In a curious twist, a “reformed” criminal hired by the District of Columbia’s chief legal officer to help curb violence has been arrested and charged with murder. The case involves a taxpayer-funded public safety program known as Cure the Streets launched by D.C. Attorney General Karl Racine to reduce gun violence by treating it as a disease that can be interrupted and stopped from spreading. Cure the Streets typically hires men and women with criminal histories as violence interrupters because they know first-hand about the challenges that residents of crime-infested communities live with. Racine, who was reelected to a second term in 2018, says the transformed criminals hired by his program perform community-driven public safety work that can avoid using police.
Here is how they carry out the task, according to Racine’s office: By interrupting potentially violent conflicts because they have relationships and influence within targeted neighborhoods. Violence interrupters “engage with the community to learn about brewing conflicts and resolve them peaceably before they erupt in violence,” the program’s website states. Violence interrupters also identify and treat individuals at high risk for involvement with violence by meeting with them and implementing individualized risk reduction plans. “They also help connect participants with needed services, such as housing, counseling and employment assistance, and develop action plans for a positive future.” Finally, the D.C. Attorney General claims violence interrupters mobilize communities to change norms by engaging residents, local businesses, community leaders and faith leaders to work with high-risk individuals to reduce violence. “CTS works with these partners to organize forums and public events where residents can gather and interact safely without fear of conflict and violence,” the D.C. government website claims. It is not clear what impact Cure the Streets is having on violent crime in the District, but the Metropolitan Police Department reports that homicides are up 20% from last year.
The program operates in notoriously high-crime sections throughout D.C., which are broken down by wards. They include Eckington/Truxton and Trinidad in Ward 5, Marshall Heights/Benning Heights in Ward 7 and Bellevue, Washington Highlands, and Congress Heights in Ward 8. The Cure the Streets employee recently charged with murder was a supervisor who led a team of six violence interrupters and outreach workers. His name is Cotey Wynn, an ex-con with an extensive rap sheet who served a decade in prison before D.C.’s chief legal officer hired him. Wynn’s record includes felony murder, first degree murder, possession with intent to distribute crack cocaine, and distribution of a controlled substance, according to the Metropolitan Police Department. On December 4, the agency’s Capital Area Fugitive Task Force arrested the 39-year-old Wynn and charged him with second degree murder while armed. At the time of his arrest Wynn was under the supervision of the Pretrial Services Agency for the District of Columbia, a federal agency that believes preventative detention should only be a last resort for defendants, who should live in the least restrictive conditions while awaiting court.
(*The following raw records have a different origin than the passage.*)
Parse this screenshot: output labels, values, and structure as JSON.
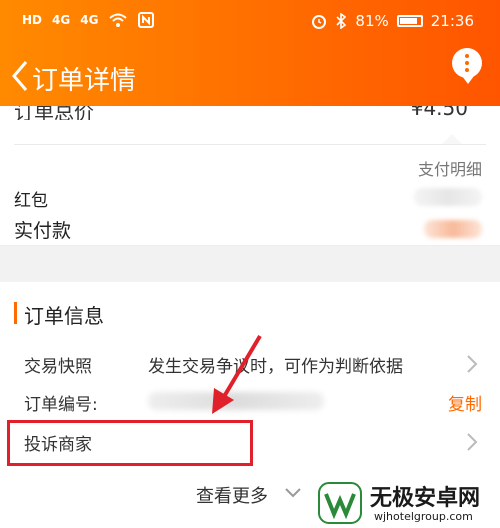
{
  "status_bar": {
    "left_badges": [
      "HD",
      "4G",
      "4G"
    ],
    "battery": "81%",
    "time": "21:36"
  },
  "nav": {
    "title": "订单详情",
    "back_icon": "chevron-left-icon",
    "more_icon": "more-vertical-icon"
  },
  "payment": {
    "total_label": "订单总价",
    "total_value": "¥4.50",
    "detail_link": "支付明细",
    "red_packet_label": "红包",
    "paid_label": "实付款"
  },
  "order_info": {
    "section_title": "订单信息",
    "rows": [
      {
        "label": "交易快照",
        "value": "发生交易争议时，可作为判断依据"
      },
      {
        "label": "订单编号:",
        "action": "复制"
      },
      {
        "label": "投诉商家"
      }
    ],
    "see_more": "查看更多"
  },
  "watermark": {
    "title": "无极安卓网",
    "url": "wjhotelgroup.com"
  },
  "colors": {
    "brand_orange": "#ff6a00",
    "highlight_red": "#e0202a"
  }
}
Police say Wynn fatally shot a 53-year-old man named…Continue Reading